Robotics at the cutting edge
Senior Principal Engineer, Malmesbury, UK
Artificial intelligence (AI) and machine learning are advancing into everyday life.
In the future, the development of AI will accelerate beyond anything we have previously imagined. It will offer limitless possibilities – changing our experiences, transforming every area of life and redefining how we interact with technology. Yet AI is not just future fantasy. It’s here and now, gaining momentum through advances in machine learning, neural networks and big data. These are exciting times.
Britain is home to some of the most innovative AI companies and will see a dramatic technology shift over the next few years. There’s a lot to learn. But at Dyson we’ve progressed a lot. It’s been a long journey that has thrust us into the realm of AI, where we’re now making significant moves.

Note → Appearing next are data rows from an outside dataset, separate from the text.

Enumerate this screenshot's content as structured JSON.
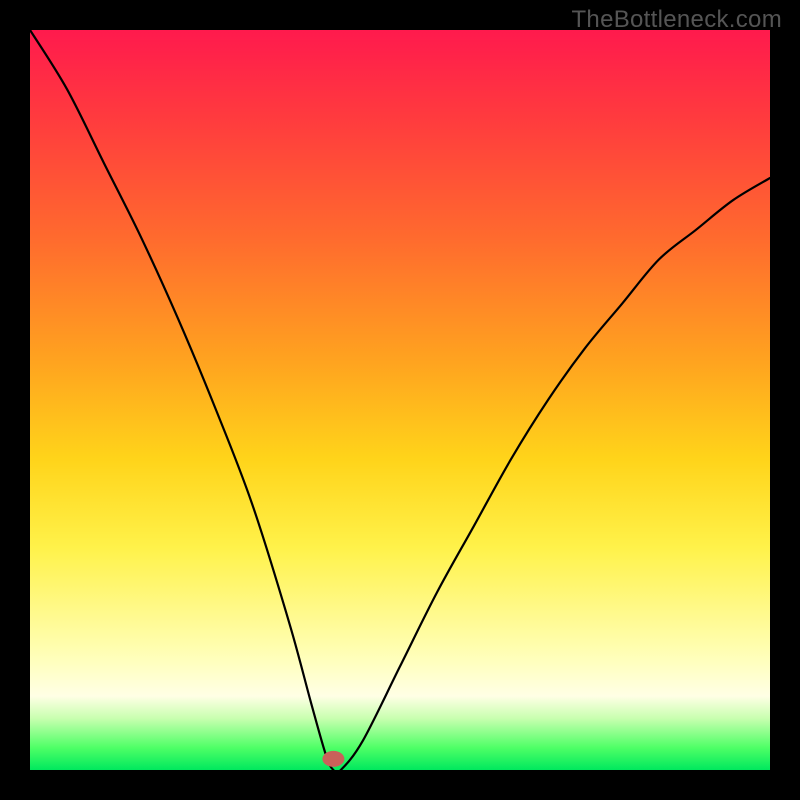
{
  "watermark": "TheBottleneck.com",
  "chart_data": {
    "type": "line",
    "title": "",
    "xlabel": "",
    "ylabel": "",
    "xlim": [
      0,
      100
    ],
    "ylim": [
      0,
      100
    ],
    "series": [
      {
        "name": "bottleneck-curve",
        "x": [
          0,
          5,
          10,
          15,
          20,
          25,
          30,
          35,
          38,
          40,
          41,
          42,
          45,
          50,
          55,
          60,
          65,
          70,
          75,
          80,
          85,
          90,
          95,
          100
        ],
        "values": [
          100,
          92,
          82,
          72,
          61,
          49,
          36,
          20,
          9,
          2,
          0,
          0,
          4,
          14,
          24,
          33,
          42,
          50,
          57,
          63,
          69,
          73,
          77,
          80
        ]
      }
    ],
    "marker": {
      "x": 41,
      "y": 1.5,
      "name": "optimal-point"
    },
    "colors": {
      "gradient_top": "#ff1a4d",
      "gradient_mid": "#ffd41a",
      "gradient_bottom": "#00e85e",
      "curve": "#000000",
      "marker": "#c9615a",
      "frame": "#000000"
    }
  }
}
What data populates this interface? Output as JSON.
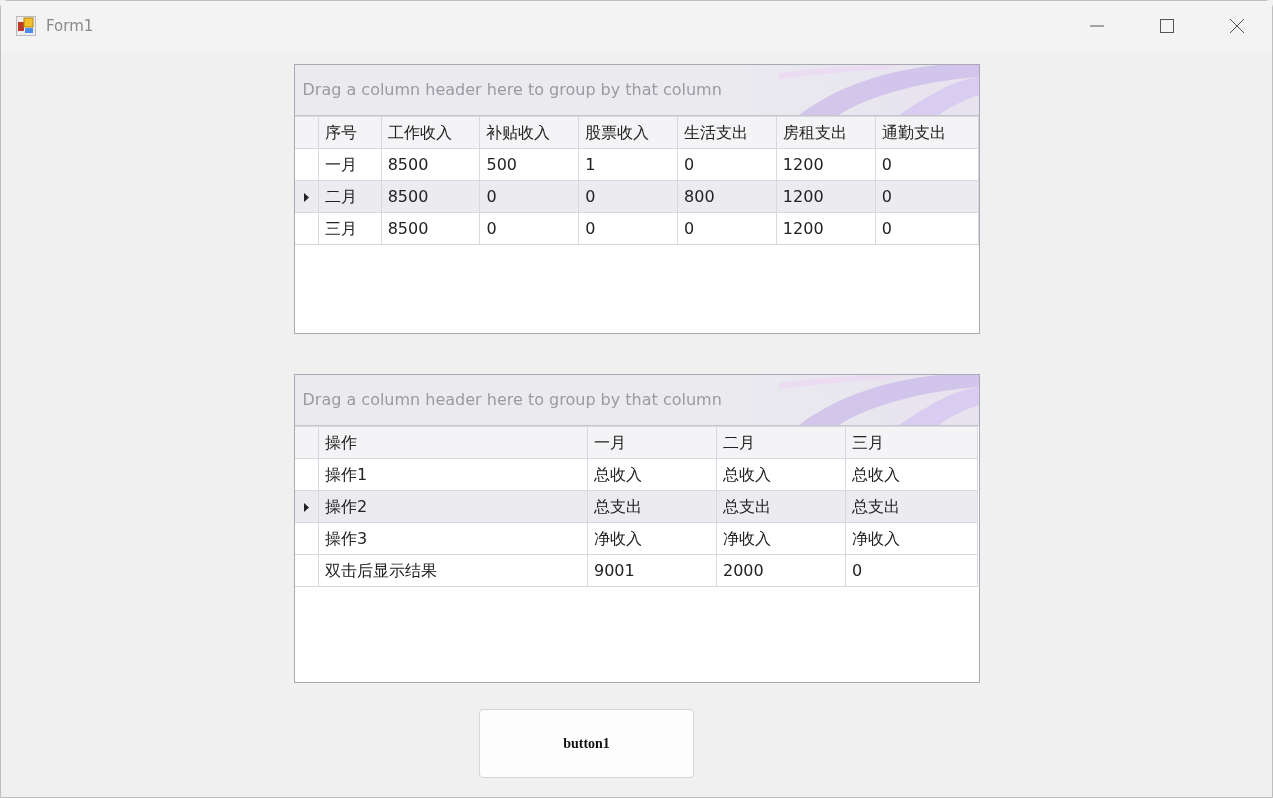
{
  "window": {
    "title": "Form1"
  },
  "grids": [
    {
      "group_panel": "Drag a column header here to group by that column",
      "columns": [
        "序号",
        "工作收入",
        "补贴收入",
        "股票收入",
        "生活支出",
        "房租支出",
        "通勤支出"
      ],
      "rows": [
        {
          "selected": false,
          "cells": [
            "一月",
            "8500",
            "500",
            "1",
            "0",
            "1200",
            "0"
          ]
        },
        {
          "selected": true,
          "cells": [
            "二月",
            "8500",
            "0",
            "0",
            "800",
            "1200",
            "0"
          ]
        },
        {
          "selected": false,
          "cells": [
            "三月",
            "8500",
            "0",
            "0",
            "0",
            "1200",
            "0"
          ]
        }
      ]
    },
    {
      "group_panel": "Drag a column header here to group by that column",
      "columns": [
        "操作",
        "一月",
        "二月",
        "三月"
      ],
      "rows": [
        {
          "selected": false,
          "cells": [
            "操作1",
            "总收入",
            "总收入",
            "总收入"
          ]
        },
        {
          "selected": true,
          "cells": [
            "操作2",
            "总支出",
            "总支出",
            "总支出"
          ]
        },
        {
          "selected": false,
          "cells": [
            "操作3",
            "净收入",
            "净收入",
            "净收入"
          ]
        },
        {
          "selected": false,
          "cells": [
            "双击后显示结果",
            "9001",
            "2000",
            "0"
          ]
        }
      ]
    }
  ],
  "button": "button1"
}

I’m responsible for our strategic roadmap. We’ve got a long-term strategic direction, which is challenging, but is going to set us apart from the competition. We’ve actually identified problems to be solved, rather than just creating robots for the sake of it.
When I joined Dyson in 1998, we set about making our first robot vacuum cleaner. Vacuuming used to be a case of pulling the machine out of the cupboard, dragging it around the room, lugging it up the stairs. All this before the cable gets stuck and the plug pops out of the socket. Non-stop hassle. Thanks to the advances we’ve made in robotics, it no longer has to be that way.
By 2001, we’d developed a machine that was smart for its time – battery powered, minimal human interaction and a genuine labour-saving device. But it just wasn’t good enough. So at the eleventh hour, we pulled it. In 2015, after 17 years of intensive research and development, we launched the Dyson 360 Eye™ robot vacuum around the world – a truly cutting-edge piece of technology.
When I started in Dyson, we were unknown, especially in robotics. We are now, I’d say, one of the biggest centres for robotic innovation in the UK. We know we’re not perfect. We are always looking for more. However, in the Dyson way, we enjoy the challenges and take encouragement from failure.
Back in 2001, we were merely on the cusp of discovering the need for a robot with vision. Since then we’ve built one that uses complex mathematics, probability theory, geometry and trigonometry to map and navigate a room. It sees a bandwidth of light that extends beyond that of the human eye. It is incredibly effective.
In essence, we’ve transformed what was an ordinary, frustrating household item into an all-seeing, constantly calculating, autonomously moving vacuum cleaner – one that knows where it is, where it’s been and where it’s yet to clean. So as Dyson puts more investment and more resources into AI, we’re still only beginning to imagine what might be around the corner.